(This is the fourth of four posts detailing the mods that I have made to my CharGriller Smoker Pro.)
This mod describes using a Stoker (automatic temperature control device, website: http://www.rocksbarbque.com/index.html) configured with two 5 CFM blowers for a single pit.
The Stoker Controller
The controller is the white box beneath the front shelf.
The cables for the fans are grey and run to the right (toward the SFB).
The cables for the food and pit thermocouples run to the left (where they enter the cooker).
The idea of a dual fan in place of a single larger fan is to improve the startup and recovery times of the cooker but without creating a wind tunnel that may push loose ash through the SFB to the food.
This process works with the existing Stoker firmware by setting up two sensor blower relationships.
The primary blower is set to maintain the real target temperature, typically 225F.
The secondary blower which will operate only at start and when the temperature drops well out of normal range. This blower is set to maintain a temperature about 7 degrees less than the primary or about 218F.
Once that temperature is passed on the way up, the secondary blower is idle.
To make this work, John Jackson at Rock's Bar-b-que cut a unique blower adaptor that mounts both fans on the standard stainless steel dog bowl. (Painted black, here).
The Dual Blower Adapter
Configured with two 5 CFM fans and painted black. Installed over the air inlet daisy wheel of the SFB.
The temperature monitoring thermocouples can pass directly through the space between the two halves of the cooker when it is closed. While the gasket material is soft enough that it does not pinch the thermocouple cables badly, in time it might cause problems. I installed a port near the right hinge to allow entry of the thermocouples.
The port is placed at the hinge to minimize the motion of the wires and any bending as the cover is opened and closed, reducing the chance of wire breakage.

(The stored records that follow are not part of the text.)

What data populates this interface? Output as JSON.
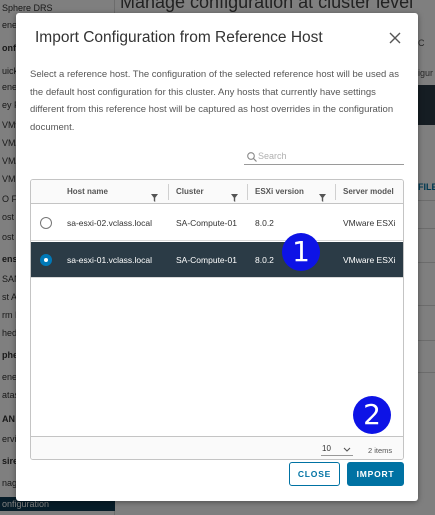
{
  "background": {
    "title": "Manage configuration at cluster level",
    "sidebar_items": [
      {
        "label": "Sphere DRS",
        "bold": false,
        "active": false
      },
      {
        "label": "eneral",
        "bold": false,
        "active": false
      },
      {
        "label": "onfiguratio",
        "bold": true,
        "active": false
      },
      {
        "label": "uickstart",
        "bold": false,
        "active": false
      },
      {
        "label": "eneral",
        "bold": false,
        "active": false
      },
      {
        "label": "ey Provide",
        "bold": false,
        "active": false
      },
      {
        "label": "VMware EV",
        "bold": false,
        "active": false
      },
      {
        "label": "VM/Host G",
        "bold": false,
        "active": false
      },
      {
        "label": "VM/Host Ru",
        "bold": false,
        "active": false
      },
      {
        "label": "VM Overrid",
        "bold": false,
        "active": false
      },
      {
        "label": "O Filters",
        "bold": false,
        "active": false
      },
      {
        "label": "ost Option",
        "bold": false,
        "active": false
      },
      {
        "label": "ost Profile",
        "bold": false,
        "active": false
      },
      {
        "label": "ensing",
        "bold": true,
        "active": false
      },
      {
        "label": "SAN Cluster",
        "bold": false,
        "active": false
      },
      {
        "label": "st Auth",
        "bold": false,
        "active": false
      },
      {
        "label": "rm Definit",
        "bold": false,
        "active": false
      },
      {
        "label": "heduled Ta",
        "bold": false,
        "active": false
      },
      {
        "label": "phere Clus",
        "bold": true,
        "active": false
      },
      {
        "label": "eneral",
        "bold": false,
        "active": false
      },
      {
        "label": "atastore S",
        "bold": false,
        "active": false
      },
      {
        "label": "AN",
        "bold": true,
        "active": false
      },
      {
        "label": "ervices",
        "bold": false,
        "active": false
      },
      {
        "label": "sired Sta",
        "bold": true,
        "active": false
      },
      {
        "label": "nage",
        "bold": false,
        "active": false
      },
      {
        "label": "onfiguration",
        "bold": false,
        "active": true
      }
    ],
    "edge_texts": [
      {
        "label": "C",
        "blue": false
      },
      {
        "label": "igur",
        "blue": false
      },
      {
        "label": "FILE",
        "blue": true
      }
    ]
  },
  "modal": {
    "title": "Import Configuration from Reference Host",
    "description": "Select a reference host. The configuration of the selected reference host will be used as the default host configuration for this cluster. Any hosts that currently have settings different from this reference host will be captured as host overrides in the configuration document.",
    "search": {
      "placeholder": "Search",
      "value": ""
    },
    "columns": [
      "Host name",
      "Cluster",
      "ESXi version",
      "Server model"
    ],
    "rows": [
      {
        "host": "sa-esxi-02.vclass.local",
        "cluster": "SA-Compute-01",
        "version": "8.0.2",
        "model": "VMware ESXi",
        "selected": false
      },
      {
        "host": "sa-esxi-01.vclass.local",
        "cluster": "SA-Compute-01",
        "version": "8.0.2",
        "model": "VMware ESXi",
        "selected": true
      }
    ],
    "footer": {
      "page_size": "10",
      "item_count": "2 items"
    },
    "buttons": {
      "close": "CLOSE",
      "import": "IMPORT"
    }
  },
  "markers": [
    "1",
    "2"
  ],
  "colors": {
    "accent": "#0072a3",
    "selected_row": "#2b3b46",
    "marker": "#0d13e6"
  }
}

Thermocouple Entry Port
The port is an electrical aisle component intended to create a waterproof seal around Romex cable (much larger than thermocouple wire). It does leave enough room to pass the thermocouples through to the inside without creating a large heat leak.
Ideally, one would manage both fans from a single sensor. However, the Stoker software assumes a one to one relationship between sensors and fans. For this reason, two thermocouples are required to manage the two fans, but they must be close together so they can work in tandem properly.
Test Burn Thermocouple Configuration
Immediately in front of the aluminum pan (used as a water filled dummy load) are the two pit sensing thermocouples.
To the left and right are two other thermocouples that are being used to evaluate the consistency of temperature across the grill. With an inverted charcoal grill beneath them, these sensors at each end show higher temperatures than in the middle by as much as twenty degrees. When the cooker is level adjusted properly, they are nearly identical, left to right.
One more theremocouple is in use in this system (for testing purposes). It is located in a gap of the insulation of the SFB of the CG. It measures something like the outside surface temperature of the SFB. I place a scrap of insulating material over it to get the best results.
The 'Ambient' Thermocouple
This thermocouple is named 'Ambient' in the Stoker configuration.
The Stoker supports network access to its measurements and a third-party program called Stokerlog records them and displays them graphically. (it also performs other services).
The Primary Stokerlog Graph of an 11+ Hour Test Burn
The 'Ambient' thermocouple is the one that registers over 700F during the initial warm-up of the cooker.
The vertical marks at the bottom of the graph indicate when the fan is on or off. The dark areas are really times when the fan is going on then off (normal operation).
The red line in the graph indicates the pit temperature measured by the thermocouple controlling the fan.
The Secondary Stokerlog Graph of the Same Test Burn
Stokerlog assumes that the second sensor and blower are on another pit and creates a separate graph.
Like the primary graph, the blower on-off time is at the bottom of the graph. It shows that it operated only during startup and when the remaining fuel was gettiing too low for one fan to maintain the heat (about 11 hours later).
The outside temperature was a consistent 49F during the entire period. However, a number of wind bands came through during it. These correspond to the spikes in the SFB temperature (labeled ambient) and the blue areas the represent fan activity.
In addition, rain began to fall (about 5AM) some of which, with the help of the wind, found its way to the smoker surface.
These two factors mean that in more typical California weather, the burn time could be much longer.
Despite the variability of the elements, the Stoker maintained temperature in a good BBQ range for more than 11 hours. The second fan performed its function at startup and at the end.
Previous tests indicate that the recovery time (when fuel is available) from opening the cover to return to normal temperature is less than 5 minutes. So you can do a little lookin' without hurtin' your cookin'.
(It should be noted, that long burn times don't happen with just the Stoker. Building a larger basket, insulating the smoker and other tweaks are necessary to retrofit a factory CG to burn for a long time.)